In This Issue: [click on the link to go to the corresponding section]
The Society of Professional Journalists (SPJ) and the National Freedom of Information Coalition (NFOIC) are co-sponsoring a 45-day road tour of the United States (ending June 10) to train journalists and citizens in accessing public records. You can keep up with the latest from the tour by reading the SPJ blog, Access Across America. Also, please check to see the tour will be coming to a location near you here.
On May 11, Citizens for Responsibility and Ethics in Washington (CREW) filed a lawsuit against the Department of Justice (DOJ) for failing to provide CREW with records relating to the missing John Yoo emails. A February 2010 report revealed the apparent destruction of emails in the DOJ despite the requirements of the Federal Records Act.
Last week the Senate passed S. 3111, the Faster FOIA Act. This bill, which is supported by a large number of public interest organizations, including OpenTheGovernment.org and several coalition partners, would establish a commission to study the delays in processing Freedom of Information Act (FOIA) requests, the system for charging fees and granting waivers, and the increased use of FOIA exemptions to deny access to information. The commission is charged with developing administrative and legislative recommendations to address each of the areas the commission studies. A similar bill, H.R. 5087 has been introduced in the House by Representative Brad Sherman (D-CA), but has not yet been taken up by House Committee on Oversight and Government Reform.
Last week OpenTheGovernment.org organized support for an amendment by Senator Patrick Leahy (D-VT) to the financial regulatory bill that would ensure the public’s access to whistleblower disclosures on financial fraud. Almost a dozen organizations joined OpenTheGovernment.org in sending a letter to the Chairman of the Senate Banking Committee, Senator Chris Dodd (D-CT), asking him to support Senator Leahyâ€™s amendment, and noting that, unless amended, the bill will bar the public from accessing information provided by whistleblowers if the Securities and Exchange Commission (SEC) and the Commodity Futures Trading Commission (CFTC) decide not to act on it, and would prevent the whistleblower from accessing the information in order to establish a retaliation claim.

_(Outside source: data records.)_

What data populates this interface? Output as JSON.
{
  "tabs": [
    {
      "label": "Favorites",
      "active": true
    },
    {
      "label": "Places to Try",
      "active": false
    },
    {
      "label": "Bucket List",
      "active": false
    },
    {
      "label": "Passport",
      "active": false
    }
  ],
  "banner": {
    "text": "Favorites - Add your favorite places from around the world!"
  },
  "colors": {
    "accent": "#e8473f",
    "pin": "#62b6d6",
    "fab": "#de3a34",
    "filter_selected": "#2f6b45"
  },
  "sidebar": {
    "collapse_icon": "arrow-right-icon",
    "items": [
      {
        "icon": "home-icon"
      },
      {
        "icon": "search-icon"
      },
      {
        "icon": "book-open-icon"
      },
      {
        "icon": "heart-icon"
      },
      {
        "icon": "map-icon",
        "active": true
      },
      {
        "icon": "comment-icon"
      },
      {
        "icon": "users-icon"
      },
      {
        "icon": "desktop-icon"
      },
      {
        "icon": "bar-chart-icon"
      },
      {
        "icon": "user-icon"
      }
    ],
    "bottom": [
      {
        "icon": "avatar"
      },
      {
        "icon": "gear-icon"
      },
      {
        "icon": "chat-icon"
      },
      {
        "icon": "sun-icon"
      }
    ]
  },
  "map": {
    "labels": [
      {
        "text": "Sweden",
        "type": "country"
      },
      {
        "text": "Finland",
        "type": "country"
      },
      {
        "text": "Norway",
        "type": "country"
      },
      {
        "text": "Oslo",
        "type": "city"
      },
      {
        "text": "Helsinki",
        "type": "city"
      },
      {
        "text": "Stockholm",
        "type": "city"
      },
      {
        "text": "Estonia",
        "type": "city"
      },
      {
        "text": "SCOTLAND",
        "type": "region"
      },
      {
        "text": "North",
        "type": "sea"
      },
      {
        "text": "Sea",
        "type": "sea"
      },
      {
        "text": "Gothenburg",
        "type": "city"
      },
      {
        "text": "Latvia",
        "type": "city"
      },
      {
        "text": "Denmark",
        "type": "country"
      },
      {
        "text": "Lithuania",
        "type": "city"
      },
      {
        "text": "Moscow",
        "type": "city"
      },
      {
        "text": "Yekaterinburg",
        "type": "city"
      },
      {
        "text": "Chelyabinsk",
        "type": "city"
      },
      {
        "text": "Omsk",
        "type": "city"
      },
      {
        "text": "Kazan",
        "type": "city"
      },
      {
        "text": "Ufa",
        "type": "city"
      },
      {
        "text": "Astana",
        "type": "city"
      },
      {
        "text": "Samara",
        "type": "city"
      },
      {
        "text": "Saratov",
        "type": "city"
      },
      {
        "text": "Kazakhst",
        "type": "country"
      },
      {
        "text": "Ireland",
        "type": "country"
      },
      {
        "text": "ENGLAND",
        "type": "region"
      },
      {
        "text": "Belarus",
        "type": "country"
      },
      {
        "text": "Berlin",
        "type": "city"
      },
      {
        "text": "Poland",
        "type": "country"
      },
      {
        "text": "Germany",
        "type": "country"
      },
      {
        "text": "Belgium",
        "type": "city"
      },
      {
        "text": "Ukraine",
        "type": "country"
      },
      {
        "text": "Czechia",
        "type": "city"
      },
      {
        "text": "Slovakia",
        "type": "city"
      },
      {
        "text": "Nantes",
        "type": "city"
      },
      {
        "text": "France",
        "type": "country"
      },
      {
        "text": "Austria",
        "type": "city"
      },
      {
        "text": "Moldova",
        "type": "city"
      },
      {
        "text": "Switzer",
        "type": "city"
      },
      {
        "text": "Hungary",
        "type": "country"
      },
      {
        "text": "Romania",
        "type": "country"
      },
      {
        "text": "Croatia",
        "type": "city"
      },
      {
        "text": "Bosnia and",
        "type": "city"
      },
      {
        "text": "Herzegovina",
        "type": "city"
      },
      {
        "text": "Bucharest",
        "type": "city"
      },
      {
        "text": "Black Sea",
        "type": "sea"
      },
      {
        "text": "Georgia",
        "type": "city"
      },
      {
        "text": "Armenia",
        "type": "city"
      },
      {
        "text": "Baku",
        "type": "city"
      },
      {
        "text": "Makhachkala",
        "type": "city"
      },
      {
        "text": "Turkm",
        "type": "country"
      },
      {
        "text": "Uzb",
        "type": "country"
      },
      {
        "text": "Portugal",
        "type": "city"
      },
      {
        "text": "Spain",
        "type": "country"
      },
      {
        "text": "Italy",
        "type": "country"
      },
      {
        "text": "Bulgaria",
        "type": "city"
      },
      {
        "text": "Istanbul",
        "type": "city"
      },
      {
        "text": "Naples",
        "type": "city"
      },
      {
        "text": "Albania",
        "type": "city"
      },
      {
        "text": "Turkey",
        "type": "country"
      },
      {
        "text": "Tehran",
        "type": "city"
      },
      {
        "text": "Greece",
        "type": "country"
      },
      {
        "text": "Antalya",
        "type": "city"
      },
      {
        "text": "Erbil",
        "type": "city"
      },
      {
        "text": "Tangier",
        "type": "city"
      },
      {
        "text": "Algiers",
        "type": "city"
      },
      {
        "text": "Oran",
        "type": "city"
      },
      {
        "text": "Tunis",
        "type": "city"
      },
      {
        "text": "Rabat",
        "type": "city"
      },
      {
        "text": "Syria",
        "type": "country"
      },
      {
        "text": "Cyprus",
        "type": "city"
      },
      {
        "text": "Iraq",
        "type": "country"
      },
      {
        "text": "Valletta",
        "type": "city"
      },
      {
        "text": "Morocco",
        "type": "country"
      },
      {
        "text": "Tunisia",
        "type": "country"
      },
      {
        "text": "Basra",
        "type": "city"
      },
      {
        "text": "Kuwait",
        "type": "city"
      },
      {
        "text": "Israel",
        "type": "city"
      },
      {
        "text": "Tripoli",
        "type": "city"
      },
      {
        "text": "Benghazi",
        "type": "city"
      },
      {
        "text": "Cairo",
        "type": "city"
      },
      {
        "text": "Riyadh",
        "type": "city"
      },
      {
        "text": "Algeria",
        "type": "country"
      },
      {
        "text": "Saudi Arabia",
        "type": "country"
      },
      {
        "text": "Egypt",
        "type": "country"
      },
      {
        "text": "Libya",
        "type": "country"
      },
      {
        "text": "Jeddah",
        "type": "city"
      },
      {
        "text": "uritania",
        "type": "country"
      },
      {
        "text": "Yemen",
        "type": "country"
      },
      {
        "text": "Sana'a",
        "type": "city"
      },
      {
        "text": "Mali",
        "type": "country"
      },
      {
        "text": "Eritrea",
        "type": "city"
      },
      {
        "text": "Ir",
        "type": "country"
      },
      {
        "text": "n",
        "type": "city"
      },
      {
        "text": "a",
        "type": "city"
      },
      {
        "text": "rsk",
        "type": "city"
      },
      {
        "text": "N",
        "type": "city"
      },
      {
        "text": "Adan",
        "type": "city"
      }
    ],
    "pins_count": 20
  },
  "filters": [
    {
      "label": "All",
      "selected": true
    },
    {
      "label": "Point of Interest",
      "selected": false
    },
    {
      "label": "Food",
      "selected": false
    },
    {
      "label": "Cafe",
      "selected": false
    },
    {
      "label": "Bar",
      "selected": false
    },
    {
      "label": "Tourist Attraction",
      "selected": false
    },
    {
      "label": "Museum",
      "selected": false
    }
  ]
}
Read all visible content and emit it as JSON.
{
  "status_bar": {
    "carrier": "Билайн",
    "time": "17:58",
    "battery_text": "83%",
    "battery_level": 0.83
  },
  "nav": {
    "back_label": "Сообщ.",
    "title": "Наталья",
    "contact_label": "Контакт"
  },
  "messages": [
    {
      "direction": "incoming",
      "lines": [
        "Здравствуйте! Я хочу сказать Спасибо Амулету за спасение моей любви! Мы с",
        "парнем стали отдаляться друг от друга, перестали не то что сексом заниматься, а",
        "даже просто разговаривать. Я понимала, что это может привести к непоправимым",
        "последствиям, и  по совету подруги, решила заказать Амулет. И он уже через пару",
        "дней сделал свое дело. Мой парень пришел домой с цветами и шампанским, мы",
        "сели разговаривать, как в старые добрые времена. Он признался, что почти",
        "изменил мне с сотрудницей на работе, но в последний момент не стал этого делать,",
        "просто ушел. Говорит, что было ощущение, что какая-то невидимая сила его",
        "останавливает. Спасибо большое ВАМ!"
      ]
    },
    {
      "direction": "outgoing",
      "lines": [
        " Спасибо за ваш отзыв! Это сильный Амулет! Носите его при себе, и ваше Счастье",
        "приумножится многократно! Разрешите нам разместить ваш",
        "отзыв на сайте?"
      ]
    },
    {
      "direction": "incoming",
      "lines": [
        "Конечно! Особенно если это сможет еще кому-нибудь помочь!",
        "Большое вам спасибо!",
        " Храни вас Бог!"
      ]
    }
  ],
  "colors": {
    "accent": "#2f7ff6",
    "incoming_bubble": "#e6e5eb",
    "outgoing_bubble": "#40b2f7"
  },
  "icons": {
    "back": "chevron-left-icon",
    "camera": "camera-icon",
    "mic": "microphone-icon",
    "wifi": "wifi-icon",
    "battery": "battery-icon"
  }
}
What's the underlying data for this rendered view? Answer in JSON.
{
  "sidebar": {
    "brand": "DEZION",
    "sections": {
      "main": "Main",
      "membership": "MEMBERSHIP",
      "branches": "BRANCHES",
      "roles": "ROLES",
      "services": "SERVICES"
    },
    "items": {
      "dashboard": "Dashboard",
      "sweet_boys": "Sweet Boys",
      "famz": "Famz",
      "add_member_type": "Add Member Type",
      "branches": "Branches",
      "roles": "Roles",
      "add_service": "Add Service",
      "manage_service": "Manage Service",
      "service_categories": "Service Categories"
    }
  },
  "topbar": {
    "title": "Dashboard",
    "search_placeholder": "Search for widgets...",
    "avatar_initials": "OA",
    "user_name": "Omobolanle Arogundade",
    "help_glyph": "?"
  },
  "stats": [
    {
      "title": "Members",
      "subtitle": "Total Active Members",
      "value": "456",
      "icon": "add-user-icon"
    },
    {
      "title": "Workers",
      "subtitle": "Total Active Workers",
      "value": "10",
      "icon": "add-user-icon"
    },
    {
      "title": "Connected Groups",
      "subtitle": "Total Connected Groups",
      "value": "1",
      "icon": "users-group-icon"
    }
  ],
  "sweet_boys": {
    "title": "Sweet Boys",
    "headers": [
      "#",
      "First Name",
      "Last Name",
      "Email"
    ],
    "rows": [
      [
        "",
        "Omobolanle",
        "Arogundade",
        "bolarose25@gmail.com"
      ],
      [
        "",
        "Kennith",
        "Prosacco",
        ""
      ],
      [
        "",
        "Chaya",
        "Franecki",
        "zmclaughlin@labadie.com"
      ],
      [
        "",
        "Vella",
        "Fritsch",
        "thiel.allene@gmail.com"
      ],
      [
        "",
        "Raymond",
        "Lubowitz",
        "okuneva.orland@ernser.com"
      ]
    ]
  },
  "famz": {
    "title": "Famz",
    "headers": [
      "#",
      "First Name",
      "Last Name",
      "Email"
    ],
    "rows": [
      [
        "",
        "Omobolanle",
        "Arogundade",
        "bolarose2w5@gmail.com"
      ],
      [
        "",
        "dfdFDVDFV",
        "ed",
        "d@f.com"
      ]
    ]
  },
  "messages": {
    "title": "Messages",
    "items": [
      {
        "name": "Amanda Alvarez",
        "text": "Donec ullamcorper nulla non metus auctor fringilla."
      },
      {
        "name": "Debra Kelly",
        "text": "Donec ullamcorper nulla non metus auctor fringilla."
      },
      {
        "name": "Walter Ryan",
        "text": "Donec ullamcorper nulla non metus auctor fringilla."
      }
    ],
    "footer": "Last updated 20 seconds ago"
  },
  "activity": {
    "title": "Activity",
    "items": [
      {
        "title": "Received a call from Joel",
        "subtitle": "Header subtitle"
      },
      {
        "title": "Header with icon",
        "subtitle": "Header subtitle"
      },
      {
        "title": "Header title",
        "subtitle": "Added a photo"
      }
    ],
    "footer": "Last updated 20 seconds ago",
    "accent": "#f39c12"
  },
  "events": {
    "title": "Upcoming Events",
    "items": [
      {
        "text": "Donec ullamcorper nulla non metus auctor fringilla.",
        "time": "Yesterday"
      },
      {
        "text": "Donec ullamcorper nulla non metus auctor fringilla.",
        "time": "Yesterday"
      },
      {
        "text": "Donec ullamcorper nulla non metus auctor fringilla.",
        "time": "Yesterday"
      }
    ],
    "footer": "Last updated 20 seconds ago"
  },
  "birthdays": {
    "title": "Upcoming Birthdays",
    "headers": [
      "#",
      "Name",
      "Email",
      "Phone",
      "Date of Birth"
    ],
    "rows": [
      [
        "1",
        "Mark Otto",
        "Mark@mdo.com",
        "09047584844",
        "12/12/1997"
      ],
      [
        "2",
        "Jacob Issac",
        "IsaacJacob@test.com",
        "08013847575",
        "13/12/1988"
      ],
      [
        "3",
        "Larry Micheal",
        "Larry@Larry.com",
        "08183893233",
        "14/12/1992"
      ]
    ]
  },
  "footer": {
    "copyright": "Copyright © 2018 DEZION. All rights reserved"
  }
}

There is no justification to hide closed investigations of possible wrongdoing in the financial industry, whether or not provided by a whistleblower. One of the goals of the legislation is make government regulation of the financial industry more transparent and effective. The current provisions in the bill would severely undermine that goal and erode public trust. Moreover, the additional exemptions to the Freedom of Information Act (FOIA) created in these whistleblower provisions. Forty years of jurisprudence have proven the FOIA’s exemptions (amended in 1986 to expand protection for law enforcement records) have stood the test of time, fairly and effectively balancing the agency’s interests in confidentiality and personal privacy rights with the public’s right to know. Investigations occur across the federal government every day and information pertaining to the administrative stages of these investigations is protected. In more than two decades, no agency has expressed concern over unwarranted access to investigative information during an open investigation.
OpenTheGovernment.org has added a blog to the Evaluating Open Government site set up to host the coalition’s on-going project to measure the bureaucracy’s progress towards meeting fulfilling President Obama’s commitment to "creating an unprecedented level of openness in Government." The blog will offer commentary on general open government issues, and keep you up-to-date on the latest news from the agencies.
Sign Up Now for the Open Government Community Summit scheduled for May 24 at the Department of the Treasury. The day-long conference is the latest in a series of workshops on open government hosted by different agencies each month. One of the primary goals of the workshops is to share knowledge across agencies and between the public, private, and non-profit sectors to address challenges and questions that span agencies. The theme for the May 24 workshop is, ""Building a vibrant inter-agency community of practice focused on open government." Learn more about past workshops, and read notes from the sessions here.